**What the task asks**
Go through the data below and return each line where the string "shoulders" appears.

(Entries taken from a collection)
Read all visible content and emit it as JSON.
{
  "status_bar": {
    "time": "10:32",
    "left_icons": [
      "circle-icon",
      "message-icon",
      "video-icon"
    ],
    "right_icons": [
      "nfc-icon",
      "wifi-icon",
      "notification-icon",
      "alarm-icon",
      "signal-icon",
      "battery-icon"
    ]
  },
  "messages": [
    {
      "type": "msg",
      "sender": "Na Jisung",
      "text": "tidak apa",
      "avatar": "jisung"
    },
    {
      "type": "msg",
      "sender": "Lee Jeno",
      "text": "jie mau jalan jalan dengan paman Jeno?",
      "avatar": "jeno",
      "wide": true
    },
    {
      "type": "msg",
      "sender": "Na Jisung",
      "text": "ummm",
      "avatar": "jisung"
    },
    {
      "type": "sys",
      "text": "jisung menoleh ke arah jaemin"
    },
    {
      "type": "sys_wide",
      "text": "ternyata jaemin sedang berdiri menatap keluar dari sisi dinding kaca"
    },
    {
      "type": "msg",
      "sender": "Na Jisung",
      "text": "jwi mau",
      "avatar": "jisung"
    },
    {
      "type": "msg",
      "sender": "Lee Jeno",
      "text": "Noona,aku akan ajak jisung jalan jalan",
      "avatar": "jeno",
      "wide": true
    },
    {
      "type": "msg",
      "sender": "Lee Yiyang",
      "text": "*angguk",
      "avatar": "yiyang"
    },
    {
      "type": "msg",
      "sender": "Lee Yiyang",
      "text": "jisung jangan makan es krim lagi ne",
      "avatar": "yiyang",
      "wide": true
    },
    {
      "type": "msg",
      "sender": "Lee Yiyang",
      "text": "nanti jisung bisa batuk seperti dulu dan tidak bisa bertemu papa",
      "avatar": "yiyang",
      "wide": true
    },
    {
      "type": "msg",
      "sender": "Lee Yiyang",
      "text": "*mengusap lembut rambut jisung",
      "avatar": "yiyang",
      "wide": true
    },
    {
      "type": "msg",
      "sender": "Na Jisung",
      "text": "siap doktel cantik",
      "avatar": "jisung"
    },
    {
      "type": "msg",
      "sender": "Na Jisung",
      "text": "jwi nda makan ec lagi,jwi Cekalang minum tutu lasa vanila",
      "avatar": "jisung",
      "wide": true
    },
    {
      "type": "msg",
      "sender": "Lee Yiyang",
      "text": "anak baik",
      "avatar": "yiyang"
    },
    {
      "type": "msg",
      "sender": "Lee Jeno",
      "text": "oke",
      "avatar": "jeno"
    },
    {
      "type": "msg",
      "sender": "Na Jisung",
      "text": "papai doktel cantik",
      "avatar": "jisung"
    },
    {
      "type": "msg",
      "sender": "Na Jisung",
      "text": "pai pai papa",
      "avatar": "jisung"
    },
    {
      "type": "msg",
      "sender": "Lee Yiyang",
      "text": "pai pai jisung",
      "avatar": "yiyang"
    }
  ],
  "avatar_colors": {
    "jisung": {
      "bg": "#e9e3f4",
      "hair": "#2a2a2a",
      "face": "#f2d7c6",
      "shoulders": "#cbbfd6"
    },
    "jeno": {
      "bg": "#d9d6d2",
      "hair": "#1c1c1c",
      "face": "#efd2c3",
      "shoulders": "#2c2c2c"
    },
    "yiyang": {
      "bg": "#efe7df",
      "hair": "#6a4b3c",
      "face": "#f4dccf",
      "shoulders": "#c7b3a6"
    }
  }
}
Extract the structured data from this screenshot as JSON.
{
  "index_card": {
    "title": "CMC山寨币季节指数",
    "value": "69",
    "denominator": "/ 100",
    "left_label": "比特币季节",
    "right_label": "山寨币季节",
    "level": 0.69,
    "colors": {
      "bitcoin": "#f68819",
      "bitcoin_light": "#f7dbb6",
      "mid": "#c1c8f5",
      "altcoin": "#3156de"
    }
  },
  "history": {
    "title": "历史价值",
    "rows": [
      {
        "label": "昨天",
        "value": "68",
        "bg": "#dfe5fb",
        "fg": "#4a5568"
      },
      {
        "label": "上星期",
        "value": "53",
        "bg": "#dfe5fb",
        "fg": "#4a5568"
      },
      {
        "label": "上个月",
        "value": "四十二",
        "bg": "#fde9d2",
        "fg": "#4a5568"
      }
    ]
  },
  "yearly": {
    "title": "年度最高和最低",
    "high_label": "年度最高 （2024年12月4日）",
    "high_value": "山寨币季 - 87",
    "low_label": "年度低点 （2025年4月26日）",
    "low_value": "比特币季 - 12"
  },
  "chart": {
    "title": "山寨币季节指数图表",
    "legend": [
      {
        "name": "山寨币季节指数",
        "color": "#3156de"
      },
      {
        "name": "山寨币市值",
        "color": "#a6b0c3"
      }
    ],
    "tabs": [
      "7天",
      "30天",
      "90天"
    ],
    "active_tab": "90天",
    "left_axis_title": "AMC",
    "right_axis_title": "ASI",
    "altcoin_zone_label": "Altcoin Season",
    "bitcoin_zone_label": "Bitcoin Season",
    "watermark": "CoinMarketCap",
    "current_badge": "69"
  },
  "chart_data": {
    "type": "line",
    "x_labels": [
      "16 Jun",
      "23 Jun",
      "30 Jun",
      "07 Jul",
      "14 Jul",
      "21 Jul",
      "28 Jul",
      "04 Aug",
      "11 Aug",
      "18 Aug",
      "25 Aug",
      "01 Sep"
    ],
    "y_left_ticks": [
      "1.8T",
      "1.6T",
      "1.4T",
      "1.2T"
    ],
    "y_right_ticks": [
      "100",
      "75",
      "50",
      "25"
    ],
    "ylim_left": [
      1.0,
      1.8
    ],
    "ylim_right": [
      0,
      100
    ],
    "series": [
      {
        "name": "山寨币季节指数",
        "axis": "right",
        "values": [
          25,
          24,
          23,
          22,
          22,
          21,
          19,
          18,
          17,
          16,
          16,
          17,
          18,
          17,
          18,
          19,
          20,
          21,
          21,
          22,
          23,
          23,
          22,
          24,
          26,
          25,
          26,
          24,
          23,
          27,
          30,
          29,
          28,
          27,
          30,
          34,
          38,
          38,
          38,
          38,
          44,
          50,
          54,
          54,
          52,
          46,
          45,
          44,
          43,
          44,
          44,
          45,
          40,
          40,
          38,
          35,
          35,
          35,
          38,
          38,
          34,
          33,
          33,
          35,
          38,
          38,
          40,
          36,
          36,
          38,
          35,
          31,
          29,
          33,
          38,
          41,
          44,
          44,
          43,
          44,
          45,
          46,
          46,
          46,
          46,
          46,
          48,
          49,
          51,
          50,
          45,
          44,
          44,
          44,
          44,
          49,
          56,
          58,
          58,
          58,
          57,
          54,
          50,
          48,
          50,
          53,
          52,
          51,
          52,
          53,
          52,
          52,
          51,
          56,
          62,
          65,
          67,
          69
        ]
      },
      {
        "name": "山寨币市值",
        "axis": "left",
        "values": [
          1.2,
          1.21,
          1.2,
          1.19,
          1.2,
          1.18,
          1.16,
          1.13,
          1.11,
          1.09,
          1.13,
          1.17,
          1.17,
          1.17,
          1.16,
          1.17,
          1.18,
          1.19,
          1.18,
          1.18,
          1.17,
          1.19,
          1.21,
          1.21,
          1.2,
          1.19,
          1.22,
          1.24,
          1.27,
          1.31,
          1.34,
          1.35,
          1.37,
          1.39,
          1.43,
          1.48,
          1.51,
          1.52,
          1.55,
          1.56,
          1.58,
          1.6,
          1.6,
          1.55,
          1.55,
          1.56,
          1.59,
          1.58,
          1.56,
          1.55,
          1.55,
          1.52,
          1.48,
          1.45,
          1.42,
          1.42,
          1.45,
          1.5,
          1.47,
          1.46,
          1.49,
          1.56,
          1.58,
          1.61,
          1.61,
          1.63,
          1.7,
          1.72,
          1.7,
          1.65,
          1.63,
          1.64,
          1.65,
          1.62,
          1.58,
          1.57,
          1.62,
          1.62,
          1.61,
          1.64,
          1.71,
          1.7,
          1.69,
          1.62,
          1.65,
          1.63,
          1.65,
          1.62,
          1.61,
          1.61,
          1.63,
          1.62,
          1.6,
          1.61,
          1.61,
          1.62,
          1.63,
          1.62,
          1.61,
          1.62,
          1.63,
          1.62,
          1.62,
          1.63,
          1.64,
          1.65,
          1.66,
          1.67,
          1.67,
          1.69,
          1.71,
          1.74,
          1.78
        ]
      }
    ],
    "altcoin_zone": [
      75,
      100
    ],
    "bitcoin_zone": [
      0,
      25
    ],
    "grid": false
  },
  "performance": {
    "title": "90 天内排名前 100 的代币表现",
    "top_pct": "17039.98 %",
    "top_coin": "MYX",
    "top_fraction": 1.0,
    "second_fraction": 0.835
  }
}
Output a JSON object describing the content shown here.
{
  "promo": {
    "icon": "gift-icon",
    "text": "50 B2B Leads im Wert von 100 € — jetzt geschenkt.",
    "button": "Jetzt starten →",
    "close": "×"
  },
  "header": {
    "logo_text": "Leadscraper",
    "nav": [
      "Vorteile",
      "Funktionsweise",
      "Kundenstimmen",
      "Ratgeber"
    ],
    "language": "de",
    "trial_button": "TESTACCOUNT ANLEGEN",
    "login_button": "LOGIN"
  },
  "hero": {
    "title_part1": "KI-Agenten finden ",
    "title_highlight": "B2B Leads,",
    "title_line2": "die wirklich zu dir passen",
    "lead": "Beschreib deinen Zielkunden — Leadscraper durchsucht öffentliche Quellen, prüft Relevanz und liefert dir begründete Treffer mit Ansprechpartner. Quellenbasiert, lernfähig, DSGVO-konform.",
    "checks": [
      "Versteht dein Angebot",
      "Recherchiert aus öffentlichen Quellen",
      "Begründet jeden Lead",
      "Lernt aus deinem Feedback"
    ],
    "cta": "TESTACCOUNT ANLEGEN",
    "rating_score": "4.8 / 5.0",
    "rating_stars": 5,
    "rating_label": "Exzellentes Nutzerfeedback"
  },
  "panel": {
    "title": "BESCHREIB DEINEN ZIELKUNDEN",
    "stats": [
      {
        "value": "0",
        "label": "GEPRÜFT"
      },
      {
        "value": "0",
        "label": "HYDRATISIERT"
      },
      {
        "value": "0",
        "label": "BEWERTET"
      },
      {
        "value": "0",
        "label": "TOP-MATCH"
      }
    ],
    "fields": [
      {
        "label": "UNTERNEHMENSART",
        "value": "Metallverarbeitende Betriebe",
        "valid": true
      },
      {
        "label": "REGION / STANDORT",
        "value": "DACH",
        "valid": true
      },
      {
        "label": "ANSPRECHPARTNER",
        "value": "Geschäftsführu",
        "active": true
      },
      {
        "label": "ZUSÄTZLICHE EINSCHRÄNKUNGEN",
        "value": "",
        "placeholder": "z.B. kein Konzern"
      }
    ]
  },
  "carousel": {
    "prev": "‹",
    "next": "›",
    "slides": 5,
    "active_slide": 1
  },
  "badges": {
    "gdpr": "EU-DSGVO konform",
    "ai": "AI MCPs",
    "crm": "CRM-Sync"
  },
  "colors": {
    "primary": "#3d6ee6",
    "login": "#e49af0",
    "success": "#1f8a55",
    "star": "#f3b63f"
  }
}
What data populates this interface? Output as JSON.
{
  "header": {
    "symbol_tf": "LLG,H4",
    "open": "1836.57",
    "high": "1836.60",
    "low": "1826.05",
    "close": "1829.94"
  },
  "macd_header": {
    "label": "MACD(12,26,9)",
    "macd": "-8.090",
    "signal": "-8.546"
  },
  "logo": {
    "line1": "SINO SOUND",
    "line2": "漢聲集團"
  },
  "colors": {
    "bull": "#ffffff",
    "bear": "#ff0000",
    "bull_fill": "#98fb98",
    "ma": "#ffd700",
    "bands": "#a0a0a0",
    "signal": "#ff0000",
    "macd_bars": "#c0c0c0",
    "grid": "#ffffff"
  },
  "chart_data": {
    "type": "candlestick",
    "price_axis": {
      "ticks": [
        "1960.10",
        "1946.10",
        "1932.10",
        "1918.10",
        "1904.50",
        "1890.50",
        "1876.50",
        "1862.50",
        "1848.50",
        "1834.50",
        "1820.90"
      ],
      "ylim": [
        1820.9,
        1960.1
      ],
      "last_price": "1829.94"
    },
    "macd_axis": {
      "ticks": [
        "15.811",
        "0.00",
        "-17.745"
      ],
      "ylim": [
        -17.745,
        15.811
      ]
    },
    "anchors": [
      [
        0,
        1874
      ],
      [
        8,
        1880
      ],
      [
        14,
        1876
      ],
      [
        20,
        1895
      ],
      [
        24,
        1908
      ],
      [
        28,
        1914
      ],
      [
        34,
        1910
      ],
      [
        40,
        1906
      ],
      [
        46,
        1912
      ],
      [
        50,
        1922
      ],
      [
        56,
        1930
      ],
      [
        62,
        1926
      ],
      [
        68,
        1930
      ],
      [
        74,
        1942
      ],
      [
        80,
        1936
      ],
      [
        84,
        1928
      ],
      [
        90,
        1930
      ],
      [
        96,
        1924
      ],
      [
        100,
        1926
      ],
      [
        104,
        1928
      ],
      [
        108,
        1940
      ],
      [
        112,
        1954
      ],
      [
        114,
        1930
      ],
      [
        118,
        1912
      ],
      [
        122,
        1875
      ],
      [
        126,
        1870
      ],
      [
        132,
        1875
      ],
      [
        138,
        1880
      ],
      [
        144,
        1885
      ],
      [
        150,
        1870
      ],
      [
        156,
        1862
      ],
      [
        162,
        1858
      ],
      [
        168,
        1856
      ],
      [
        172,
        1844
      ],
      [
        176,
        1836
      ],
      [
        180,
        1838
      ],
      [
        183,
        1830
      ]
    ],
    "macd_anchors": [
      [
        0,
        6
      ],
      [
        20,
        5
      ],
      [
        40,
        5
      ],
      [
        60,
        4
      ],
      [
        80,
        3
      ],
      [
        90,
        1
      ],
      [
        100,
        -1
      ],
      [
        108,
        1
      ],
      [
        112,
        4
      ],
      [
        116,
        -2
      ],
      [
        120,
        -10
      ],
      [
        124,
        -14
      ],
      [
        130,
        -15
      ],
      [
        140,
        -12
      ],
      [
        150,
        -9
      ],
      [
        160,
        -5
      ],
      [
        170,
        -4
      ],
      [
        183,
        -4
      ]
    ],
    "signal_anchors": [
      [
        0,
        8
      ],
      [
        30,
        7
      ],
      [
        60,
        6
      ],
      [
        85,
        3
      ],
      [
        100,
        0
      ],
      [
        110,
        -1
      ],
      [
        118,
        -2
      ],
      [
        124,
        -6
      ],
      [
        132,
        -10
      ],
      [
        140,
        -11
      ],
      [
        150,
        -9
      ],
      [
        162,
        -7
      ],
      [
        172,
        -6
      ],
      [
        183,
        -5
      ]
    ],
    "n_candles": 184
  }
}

**Solution for this problem**
      "shoulders": "#cbbfd6"
      "shoulders": "#2c2c2c"
      "shoulders": "#c7b3a6"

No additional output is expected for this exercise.